I speak of the Dioceses of Ostia, Velletri-Segni, Porto-Santa Rufina, Frascati, Palestrina, Albano, and Sabina-Poggio Mirtelo.
The metropolitan see is the Apostolic See, in this case, since it is the chief see in the Roman Province.
A provincial council is described in canons 440-446. And how Cardinal Burke does not know of this is beyond me.
Canon 440 § 1 specifies that a provincial council can be called anytime there arises a need which the Bishops of the Province deem suitable. This is an extremely liberal grant of discretion. Certainly doubt as to whom is the true Pope is sufficient need.
Now in Canon 440 §2, it is said that in a sede vacante in the Metropolitan See, a provincial synod is not to be called, yet in canon 442 §2, it says, that when that See is impeded, the Bishops of the province can elect one of themselves and preside over such a Council. This implies that a provincial council can be called when the Metropolitan See is impeded. Which is the exact case in law.
Accordingly in accord with canon 442 §2, the elected suffragan can determine the time and place of such a Council and the questions to be discussed, the length of the discussion and whether to move it from one place to another as may seem opportune or necessary. He can also dissolve it or extend its sessions.
Now in accord with Canon 443, §1, all the Bishops, Bishop co-adjutors and auxiliaries must be convoked, if a Provincial Council is called. Also all other Bishops who hold a munus in the province. Bishops emeriti can also be called, as well as all other Bishops incardinated in the Province. This includes all the Bishops and Archbishops incardinated at the Vatican, such as Archbishop Viganò, and all the Cardinals of the Roman Church.
In addition all the major superiors of religious communities in the Province must be invited, as well as all Rectors of Pontifical institutes in the Province, and all Rectors of Major Seminaries. Vicar generals and Episcopal Vicars must also be called.
All these have the right to vote.
In addition, all the clergy and laity of the province can be called, but they do not get but a consultative voice, but no more than half the number of those who must be invited who can vote. In addition two members of each priestly diocesan council of each dicese in the province and of each Cathedral Chapter are to be invited with consultative voice.
Finally, others can also be invited by the presiding Bishop with the consent of the other bishops of the province who are ordinaries.
The power of the Provincial Council of the Roman Province is affirmed in canon 445, which says it can act “to defend common ecclesiastical discipline”, and surely, who is the true Pope is the keystone to all ecclesiastical discipline in the Province.
In the case of two rival popes, I would gather that not only the Bishops and clergy and superiors which an antipope appointed but also those which the true pope appointed, even though they were thrust from their sees could attend.

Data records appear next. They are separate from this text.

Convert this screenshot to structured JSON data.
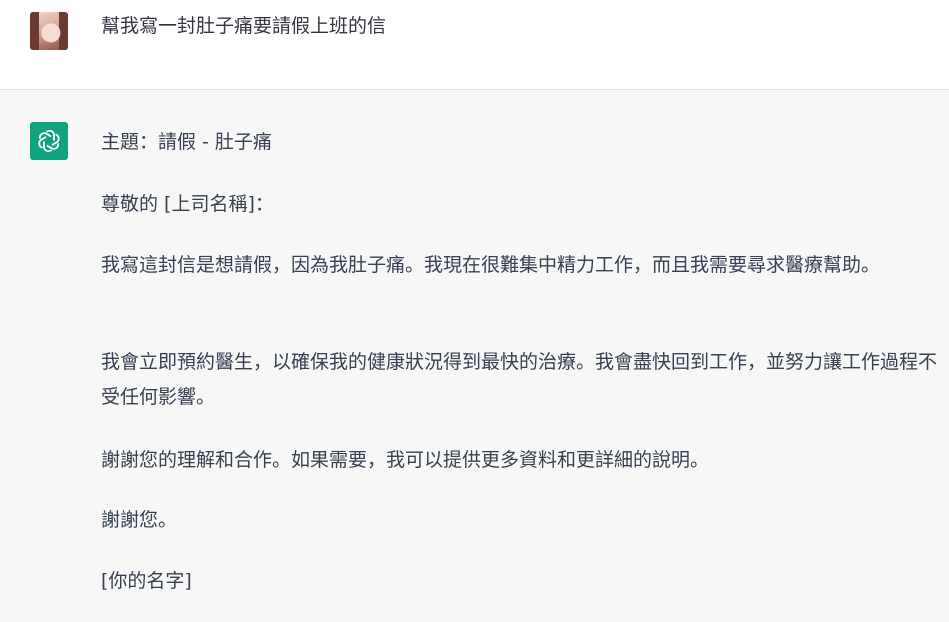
{
  "user_message": {
    "text": "幫我寫一封肚子痛要請假上班的信"
  },
  "assistant_message": {
    "subject": "主題：請假 - 肚子痛",
    "greeting": "尊敬的 [上司名稱]：",
    "body1": "我寫這封信是想請假，因為我肚子痛。我現在很難集中精力工作，而且我需要尋求醫療幫助。",
    "body2": "我會立即預約醫生，以確保我的健康狀況得到最快的治療。我會盡快回到工作，並努力讓工作過程不受任何影響。",
    "thanks": "謝謝您的理解和合作。如果需要，我可以提供更多資料和更詳細的說明。",
    "closing": "謝謝您。",
    "signature": "[你的名字]"
  },
  "colors": {
    "assistant_bg": "#f7f7f8",
    "assistant_icon_bg": "#10a37f",
    "text": "#374151"
  },
  "icons": {
    "user_avatar": "user-photo-avatar",
    "assistant_avatar": "openai-logo-icon"
  }
}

And clearly those appointed by the true Pope do not need permission from those appointed by the Antipope.
Thus, with such Council called, a synod like that of Sutri in 1046 can resolve canonically who is the true Metropolitan of the Roman Province and order deposed the one who has not a shred of canonical right to call himself the Pope.